The Turk’s Head Brewery Tour is fascinating, and exhibits an efficient microbrewery in operation. The onsite taproom bar is great for sampling the various flavors, including unique brews and seasonal specials, and the front shop is the cheapest place in the country to buy beer! The brewery is indoors, which is perfect when it’s raining.
The Hole in Long Bay Hills is another amazing site. This natural feature was formed by the Karst Process of dissolution, and was previously a large cave before the ceiling collapsed previous to recorded history. If you’re interested in caves, we have Conch Bar Caves on the island of Middle Caicos, which is one of the largest dry cave systems in the Caribbean, and the Ocean Hole, the widest blue hole in the world!
On a small bluff overlooking Chalk Sound, Sapodilla Bay, and South Dock are the Sapodilla Hill Rock Carvings. These inscriptions were left in large rocks and the limestone bedding by sailors and travelers in past centuries, and exhibit dates, ships names, outlines of vessels and buildings. Unfortunately, vandalism and abuse has greatly diminished these historical artifacts, yet the views are still beautiful. Please take care not to step on any of the inscriptions, and please don’t graffiti.
Another idea is the National Museum and Heritage Site in Grace Bay. The Turks and Caicos has had a small yet select museum on the island of Grand Turk for decades, and now groundbreaking has taken place for a museum branch on Providenciales as well.

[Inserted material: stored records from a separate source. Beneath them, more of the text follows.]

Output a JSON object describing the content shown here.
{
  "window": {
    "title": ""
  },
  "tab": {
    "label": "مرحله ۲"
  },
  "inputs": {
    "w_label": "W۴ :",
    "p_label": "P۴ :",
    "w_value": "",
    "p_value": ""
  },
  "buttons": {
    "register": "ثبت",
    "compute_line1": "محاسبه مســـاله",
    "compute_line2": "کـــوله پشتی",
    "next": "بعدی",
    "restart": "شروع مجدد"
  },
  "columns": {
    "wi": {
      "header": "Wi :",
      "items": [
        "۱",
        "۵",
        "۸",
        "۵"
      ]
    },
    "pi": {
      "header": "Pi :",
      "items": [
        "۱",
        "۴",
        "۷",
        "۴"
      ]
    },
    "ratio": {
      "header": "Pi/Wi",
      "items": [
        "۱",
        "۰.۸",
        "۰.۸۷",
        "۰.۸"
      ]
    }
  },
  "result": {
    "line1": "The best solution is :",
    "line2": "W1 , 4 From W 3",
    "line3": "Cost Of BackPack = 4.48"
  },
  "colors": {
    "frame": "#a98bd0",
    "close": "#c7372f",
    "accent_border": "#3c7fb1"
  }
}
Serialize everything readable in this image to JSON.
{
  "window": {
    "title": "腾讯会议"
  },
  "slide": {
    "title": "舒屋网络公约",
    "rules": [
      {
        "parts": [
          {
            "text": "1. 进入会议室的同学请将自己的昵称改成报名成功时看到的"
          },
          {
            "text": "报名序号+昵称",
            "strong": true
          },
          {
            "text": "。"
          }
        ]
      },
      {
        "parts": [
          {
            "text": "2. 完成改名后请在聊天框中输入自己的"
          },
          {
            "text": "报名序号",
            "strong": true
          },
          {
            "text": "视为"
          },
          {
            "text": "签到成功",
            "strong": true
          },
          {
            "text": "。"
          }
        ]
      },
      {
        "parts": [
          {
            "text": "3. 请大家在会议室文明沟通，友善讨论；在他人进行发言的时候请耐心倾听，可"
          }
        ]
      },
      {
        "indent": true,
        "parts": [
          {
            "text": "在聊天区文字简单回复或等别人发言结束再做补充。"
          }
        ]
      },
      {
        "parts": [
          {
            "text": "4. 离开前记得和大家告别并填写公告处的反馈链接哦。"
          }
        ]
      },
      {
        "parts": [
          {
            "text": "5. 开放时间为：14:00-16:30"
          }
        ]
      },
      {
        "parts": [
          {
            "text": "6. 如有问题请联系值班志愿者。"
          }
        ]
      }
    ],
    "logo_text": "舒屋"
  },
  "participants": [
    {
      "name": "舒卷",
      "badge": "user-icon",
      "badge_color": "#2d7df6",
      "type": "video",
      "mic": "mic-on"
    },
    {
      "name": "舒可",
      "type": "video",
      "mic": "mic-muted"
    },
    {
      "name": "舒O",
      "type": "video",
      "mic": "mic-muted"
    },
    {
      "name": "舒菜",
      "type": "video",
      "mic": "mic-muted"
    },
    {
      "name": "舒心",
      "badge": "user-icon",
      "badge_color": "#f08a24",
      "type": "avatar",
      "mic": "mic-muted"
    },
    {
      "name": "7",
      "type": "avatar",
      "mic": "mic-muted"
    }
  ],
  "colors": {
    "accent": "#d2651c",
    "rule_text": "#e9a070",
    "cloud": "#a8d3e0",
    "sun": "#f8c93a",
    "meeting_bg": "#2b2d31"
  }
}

Currently, the main exhibit of the Providenciales branch of the National Museum focuses on an outdoor replica of a post plantation-era home and garden, and is essentially a small living museum. There’s also a cannon, outdoor exhibits on the Caicos Sloop, and centuries-old anchors.